WHAT THE TASK ASKS: Going through the entries below, copy out each line that contains "this".

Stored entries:
****************************************

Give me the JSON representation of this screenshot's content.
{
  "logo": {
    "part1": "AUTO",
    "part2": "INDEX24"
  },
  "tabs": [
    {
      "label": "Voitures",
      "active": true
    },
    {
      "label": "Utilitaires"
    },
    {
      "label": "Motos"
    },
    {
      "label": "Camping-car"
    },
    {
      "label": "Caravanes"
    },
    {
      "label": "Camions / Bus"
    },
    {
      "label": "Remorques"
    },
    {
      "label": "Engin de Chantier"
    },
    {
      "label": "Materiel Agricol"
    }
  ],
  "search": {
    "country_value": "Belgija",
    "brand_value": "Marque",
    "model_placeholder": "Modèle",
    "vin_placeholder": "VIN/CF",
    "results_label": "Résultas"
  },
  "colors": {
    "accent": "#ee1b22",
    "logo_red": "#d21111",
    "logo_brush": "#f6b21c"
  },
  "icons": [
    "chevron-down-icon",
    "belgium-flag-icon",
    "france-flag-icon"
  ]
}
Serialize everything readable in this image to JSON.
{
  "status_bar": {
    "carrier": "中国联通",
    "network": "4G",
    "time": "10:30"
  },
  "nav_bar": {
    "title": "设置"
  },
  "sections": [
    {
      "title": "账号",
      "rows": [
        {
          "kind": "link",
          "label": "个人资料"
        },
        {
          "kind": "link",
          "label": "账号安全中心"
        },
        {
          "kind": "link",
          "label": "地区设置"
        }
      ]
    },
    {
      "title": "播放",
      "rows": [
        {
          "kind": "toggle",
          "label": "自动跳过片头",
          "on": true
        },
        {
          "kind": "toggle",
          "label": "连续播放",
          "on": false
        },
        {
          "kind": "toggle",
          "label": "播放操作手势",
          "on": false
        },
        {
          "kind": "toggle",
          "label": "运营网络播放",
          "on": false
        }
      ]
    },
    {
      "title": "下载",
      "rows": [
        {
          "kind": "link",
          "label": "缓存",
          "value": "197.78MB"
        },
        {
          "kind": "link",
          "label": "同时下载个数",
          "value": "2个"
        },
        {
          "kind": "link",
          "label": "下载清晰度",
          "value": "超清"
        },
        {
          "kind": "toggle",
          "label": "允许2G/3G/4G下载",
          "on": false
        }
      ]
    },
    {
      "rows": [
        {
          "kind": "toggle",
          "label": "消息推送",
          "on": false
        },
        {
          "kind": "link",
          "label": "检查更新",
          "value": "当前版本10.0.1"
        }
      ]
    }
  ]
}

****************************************

ANSWER BELOW:
Give me the JSON representation of this screenshot's content.
Serialize everything readable in this image to JSON.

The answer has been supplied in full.